Your answer must be an exact copy of the records below.

-- Record excerpts follows --

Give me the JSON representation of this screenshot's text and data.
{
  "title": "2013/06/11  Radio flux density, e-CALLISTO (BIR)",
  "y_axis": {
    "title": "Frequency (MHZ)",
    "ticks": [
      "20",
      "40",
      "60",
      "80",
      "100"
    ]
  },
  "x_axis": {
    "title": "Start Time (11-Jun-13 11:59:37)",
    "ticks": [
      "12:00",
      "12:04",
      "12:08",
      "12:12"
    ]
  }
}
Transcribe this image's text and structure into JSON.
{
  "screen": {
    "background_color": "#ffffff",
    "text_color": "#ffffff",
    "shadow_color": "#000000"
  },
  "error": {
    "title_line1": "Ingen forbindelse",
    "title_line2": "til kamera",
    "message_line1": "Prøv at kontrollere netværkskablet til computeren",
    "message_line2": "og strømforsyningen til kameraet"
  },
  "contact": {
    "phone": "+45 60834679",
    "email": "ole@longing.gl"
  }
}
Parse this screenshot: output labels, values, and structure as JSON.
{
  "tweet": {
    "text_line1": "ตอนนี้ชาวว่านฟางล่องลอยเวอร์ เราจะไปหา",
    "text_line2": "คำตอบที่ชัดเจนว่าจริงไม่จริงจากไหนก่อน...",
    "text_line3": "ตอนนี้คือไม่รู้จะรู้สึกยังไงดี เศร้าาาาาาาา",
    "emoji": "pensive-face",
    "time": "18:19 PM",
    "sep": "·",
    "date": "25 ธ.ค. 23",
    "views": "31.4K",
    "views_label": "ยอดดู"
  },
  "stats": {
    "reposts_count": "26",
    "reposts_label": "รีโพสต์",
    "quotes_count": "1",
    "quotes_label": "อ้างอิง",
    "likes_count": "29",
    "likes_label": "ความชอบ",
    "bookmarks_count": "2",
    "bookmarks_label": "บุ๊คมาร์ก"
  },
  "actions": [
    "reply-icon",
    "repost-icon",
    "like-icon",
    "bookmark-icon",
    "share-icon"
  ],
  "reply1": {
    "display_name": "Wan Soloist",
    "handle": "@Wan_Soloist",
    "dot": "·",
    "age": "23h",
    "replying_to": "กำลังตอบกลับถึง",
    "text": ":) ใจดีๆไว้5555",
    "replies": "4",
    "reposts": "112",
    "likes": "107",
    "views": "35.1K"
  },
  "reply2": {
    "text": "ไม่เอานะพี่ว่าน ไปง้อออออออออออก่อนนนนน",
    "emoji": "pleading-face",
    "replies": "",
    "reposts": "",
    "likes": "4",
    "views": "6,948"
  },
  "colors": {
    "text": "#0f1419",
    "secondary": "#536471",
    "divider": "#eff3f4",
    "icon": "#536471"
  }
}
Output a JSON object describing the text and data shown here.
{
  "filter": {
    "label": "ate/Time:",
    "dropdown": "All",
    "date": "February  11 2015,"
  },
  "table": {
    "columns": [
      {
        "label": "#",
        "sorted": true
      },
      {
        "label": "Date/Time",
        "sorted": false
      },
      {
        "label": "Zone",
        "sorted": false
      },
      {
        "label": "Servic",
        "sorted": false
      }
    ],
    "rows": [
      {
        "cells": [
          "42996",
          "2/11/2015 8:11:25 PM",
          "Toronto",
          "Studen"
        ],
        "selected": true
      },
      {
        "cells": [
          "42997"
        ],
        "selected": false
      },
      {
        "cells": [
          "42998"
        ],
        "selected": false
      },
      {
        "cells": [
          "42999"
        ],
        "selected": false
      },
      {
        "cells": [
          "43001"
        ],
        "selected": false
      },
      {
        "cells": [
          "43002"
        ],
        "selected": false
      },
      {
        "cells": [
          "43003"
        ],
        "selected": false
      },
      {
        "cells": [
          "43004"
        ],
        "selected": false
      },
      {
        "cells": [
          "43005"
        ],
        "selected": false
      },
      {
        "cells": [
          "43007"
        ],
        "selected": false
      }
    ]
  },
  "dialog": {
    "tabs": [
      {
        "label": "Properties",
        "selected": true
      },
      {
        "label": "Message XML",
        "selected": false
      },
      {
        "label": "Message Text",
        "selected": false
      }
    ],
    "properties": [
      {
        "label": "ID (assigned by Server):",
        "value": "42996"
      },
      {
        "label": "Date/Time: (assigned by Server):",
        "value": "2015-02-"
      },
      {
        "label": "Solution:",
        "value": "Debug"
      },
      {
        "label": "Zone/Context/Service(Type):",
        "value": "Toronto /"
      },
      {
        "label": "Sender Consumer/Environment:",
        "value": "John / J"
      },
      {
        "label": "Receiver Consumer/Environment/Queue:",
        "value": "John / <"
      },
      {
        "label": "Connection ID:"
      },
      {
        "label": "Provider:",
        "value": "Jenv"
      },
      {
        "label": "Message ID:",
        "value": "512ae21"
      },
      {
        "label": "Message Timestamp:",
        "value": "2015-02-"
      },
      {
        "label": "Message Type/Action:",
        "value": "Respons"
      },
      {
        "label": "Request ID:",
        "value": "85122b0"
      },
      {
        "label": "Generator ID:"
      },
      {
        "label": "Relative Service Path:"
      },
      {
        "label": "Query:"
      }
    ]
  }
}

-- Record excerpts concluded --

Response area:
Give me the JSON representation of this screenshot's text and data.
{
  "title": "2013/06/11  Radio flux density, e-CALLISTO (BIR)",
  "y_axis": {
    "title": "Frequency (MHZ)",
    "ticks": [
      "20",
      "40",
      "60",
      "80",
      "100"
    ]
  },
  "x_axis": {
    "title": "Start Time (11-Jun-13 11:59:37)",
    "ticks": [
      "12:00",
      "12:04",
      "12:08",
      "12:12"
    ]
  }
}
Transcribe this image's text and structure into JSON.
{
  "screen": {
    "background_color": "#ffffff",
    "text_color": "#ffffff",
    "shadow_color": "#000000"
  },
  "error": {
    "title_line1": "Ingen forbindelse",
    "title_line2": "til kamera",
    "message_line1": "Prøv at kontrollere netværkskablet til computeren",
    "message_line2": "og strømforsyningen til kameraet"
  },
  "contact": {
    "phone": "+45 60834679",
    "email": "ole@longing.gl"
  }
}
Parse this screenshot: output labels, values, and structure as JSON.
{
  "tweet": {
    "text_line1": "ตอนนี้ชาวว่านฟางล่องลอยเวอร์ เราจะไปหา",
    "text_line2": "คำตอบที่ชัดเจนว่าจริงไม่จริงจากไหนก่อน...",
    "text_line3": "ตอนนี้คือไม่รู้จะรู้สึกยังไงดี เศร้าาาาาาาา",
    "emoji": "pensive-face",
    "time": "18:19 PM",
    "sep": "·",
    "date": "25 ธ.ค. 23",
    "views": "31.4K",
    "views_label": "ยอดดู"
  },
  "stats": {
    "reposts_count": "26",
    "reposts_label": "รีโพสต์",
    "quotes_count": "1",
    "quotes_label": "อ้างอิง",
    "likes_count": "29",
    "likes_label": "ความชอบ",
    "bookmarks_count": "2",
    "bookmarks_label": "บุ๊คมาร์ก"
  },
  "actions": [
    "reply-icon",
    "repost-icon",
    "like-icon",
    "bookmark-icon",
    "share-icon"
  ],
  "reply1": {
    "display_name": "Wan Soloist",
    "handle": "@Wan_Soloist",
    "dot": "·",
    "age": "23h",
    "replying_to": "กำลังตอบกลับถึง",
    "text": ":) ใจดีๆไว้5555",
    "replies": "4",
    "reposts": "112",
    "likes": "107",
    "views": "35.1K"
  },
  "reply2": {
    "text": "ไม่เอานะพี่ว่าน ไปง้อออออออออออก่อนนนนน",
    "emoji": "pleading-face",
    "replies": "",
    "reposts": "",
    "likes": "4",
    "views": "6,948"
  },
  "colors": {
    "text": "#0f1419",
    "secondary": "#536471",
    "divider": "#eff3f4",
    "icon": "#536471"
  }
}
Output a JSON object describing the text and data shown here.
{
  "filter": {
    "label": "ate/Time:",
    "dropdown": "All",
    "date": "February  11 2015,"
  },
  "table": {
    "columns": [
      {
        "label": "#",
        "sorted": true
      },
      {
        "label": "Date/Time",
        "sorted": false
      },
      {
        "label": "Zone",
        "sorted": false
      },
      {
        "label": "Servic",
        "sorted": false
      }
    ],
    "rows": [
      {
        "cells": [
          "42996",
          "2/11/2015 8:11:25 PM",
          "Toronto",
          "Studen"
        ],
        "selected": true
      },
      {
        "cells": [
          "42997"
        ],
        "selected": false
      },
      {
        "cells": [
          "42998"
        ],
        "selected": false
      },
      {
        "cells": [
          "42999"
        ],
        "selected": false
      },
      {
        "cells": [
          "43001"
        ],
        "selected": false
      },
      {
        "cells": [
          "43002"
        ],
        "selected": false
      },
      {
        "cells": [
          "43003"
        ],
        "selected": false
      },
      {
        "cells": [
          "43004"
        ],
        "selected": false
      },
      {
        "cells": [
          "43005"
        ],
        "selected": false
      },
      {
        "cells": [
          "43007"
        ],
        "selected": false
      }
    ]
  },
  "dialog": {
    "tabs": [
      {
        "label": "Properties",
        "selected": true
      },
      {
        "label": "Message XML",
        "selected": false
      },
      {
        "label": "Message Text",
        "selected": false
      }
    ],
    "properties": [
      {
        "label": "ID (assigned by Server):",
        "value": "42996"
      },
      {
        "label": "Date/Time: (assigned by Server):",
        "value": "2015-02-"
      },
      {
        "label": "Solution:",
        "value": "Debug"
      },
      {
        "label": "Zone/Context/Service(Type):",
        "value": "Toronto /"
      },
      {
        "label": "Sender Consumer/Environment:",
        "value": "John / J"
      },
      {
        "label": "Receiver Consumer/Environment/Queue:",
        "value": "John / <"
      },
      {
        "label": "Connection ID:"
      },
      {
        "label": "Provider:",
        "value": "Jenv"
      },
      {
        "label": "Message ID:",
        "value": "512ae21"
      },
      {
        "label": "Message Timestamp:",
        "value": "2015-02-"
      },
      {
        "label": "Message Type/Action:",
        "value": "Respons"
      },
      {
        "label": "Request ID:",
        "value": "85122b0"
      },
      {
        "label": "Generator ID:"
      },
      {
        "label": "Relative Service Path:"
      },
      {
        "label": "Query:"
      }
    ]
  }
}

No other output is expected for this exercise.